Action item
I would like every line of the records below that contains the word "with" copied.

Data records
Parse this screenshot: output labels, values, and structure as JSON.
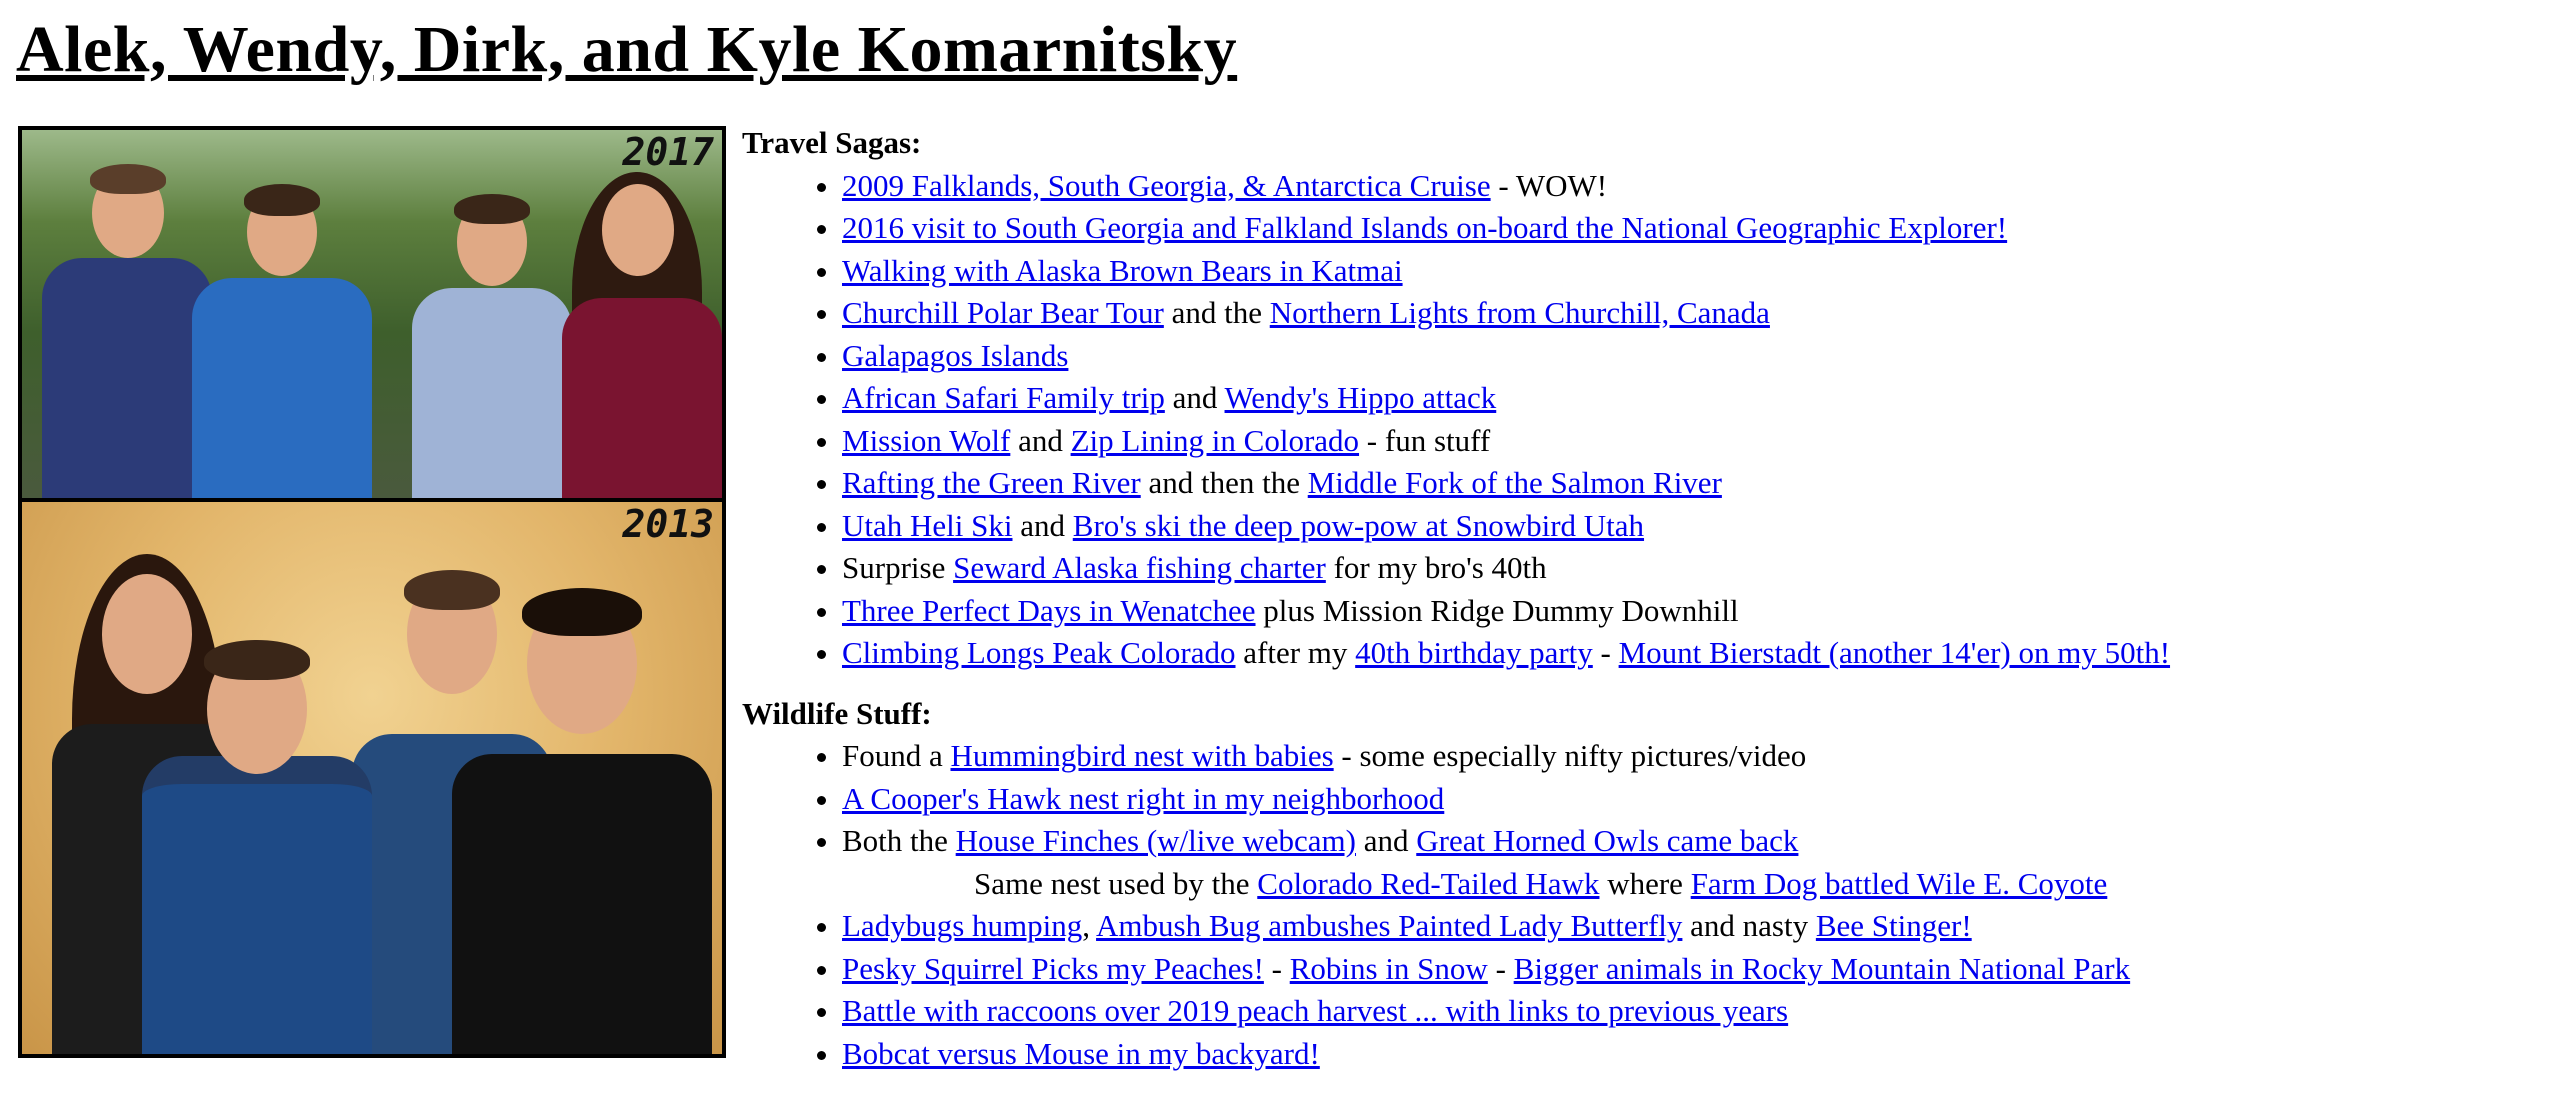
{
  "page_title": "Alek, Wendy, Dirk, and Kyle Komarnitsky",
  "photos": {
    "top_year": "2017",
    "bottom_year": "2013"
  },
  "travel": {
    "title": "Travel Sagas:",
    "items": [
      {
        "link1": "2009 Falklands, South Georgia, & Antarctica Cruise",
        "text1": " - WOW!"
      },
      {
        "link1": "2016 visit to South Georgia and Falkland Islands on-board the National Geographic Explorer!"
      },
      {
        "link1": "Walking with Alaska Brown Bears in Katmai"
      },
      {
        "link1": "Churchill Polar Bear Tour",
        "text1": " and the ",
        "link2": "Northern Lights from Churchill, Canada"
      },
      {
        "link1": "Galapagos Islands"
      },
      {
        "link1": "African Safari Family trip",
        "text1": " and ",
        "link2": "Wendy's Hippo attack"
      },
      {
        "link1": "Mission Wolf",
        "text1": " and ",
        "link2": "Zip Lining in Colorado",
        "text2": " - fun stuff"
      },
      {
        "link1": "Rafting the Green River",
        "text1": " and then the ",
        "link2": "Middle Fork of the Salmon River"
      },
      {
        "link1": "Utah Heli Ski",
        "text1": " and ",
        "link2": "Bro's ski the deep pow-pow at Snowbird Utah"
      },
      {
        "text0": "Surprise ",
        "link1": "Seward Alaska fishing charter",
        "text1": " for my bro's 40th"
      },
      {
        "link1": "Three Perfect Days in Wenatchee",
        "text1": " plus Mission Ridge Dummy Downhill"
      },
      {
        "link1": "Climbing Longs Peak Colorado",
        "text1": " after my ",
        "link2": "40th birthday party",
        "text2": " - ",
        "link3": "Mount Bierstadt (another 14'er) on my 50th!"
      }
    ]
  },
  "wildlife": {
    "title": "Wildlife Stuff:",
    "items": [
      {
        "text0": "Found a ",
        "link1": "Hummingbird nest with babies",
        "text1": " - some especially nifty pictures/video"
      },
      {
        "link1": "A Cooper's Hawk nest right in my neighborhood"
      },
      {
        "text0": "Both the ",
        "link1": "House Finches (w/live webcam)",
        "text1": " and ",
        "link2": "Great Horned Owls came back"
      },
      {
        "link1": "Ladybugs humping",
        "text1": ", ",
        "link2": "Ambush Bug ambushes Painted Lady Butterfly",
        "text2": " and nasty ",
        "link3": "Bee Stinger!"
      },
      {
        "link1": "Pesky Squirrel Picks my Peaches!",
        "text1": " - ",
        "link2": "Robins in Snow",
        "text2": " - ",
        "link3": "Bigger animals in Rocky Mountain National Park"
      },
      {
        "link1": "Battle with raccoons over 2019 peach harvest ... with links to previous years"
      },
      {
        "link1": "Bobcat versus Mouse in my backyard!"
      }
    ],
    "nest_note": {
      "text0": "Same nest used by the ",
      "link1": "Colorado Red-Tailed Hawk",
      "text1": " where ",
      "link2": "Farm Dog battled Wile E. Coyote"
    }
  },
  "colors": {
    "link": "#0000ee",
    "text": "#000000",
    "background": "#ffffff"
  }
}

Result
        "link1": "Walking with Alaska Brown Bears in Katmai"
        "link1": "Hummingbird nest with babies",
        "link1": "Battle with raccoons over 2019 peach harvest ... with links to previous years"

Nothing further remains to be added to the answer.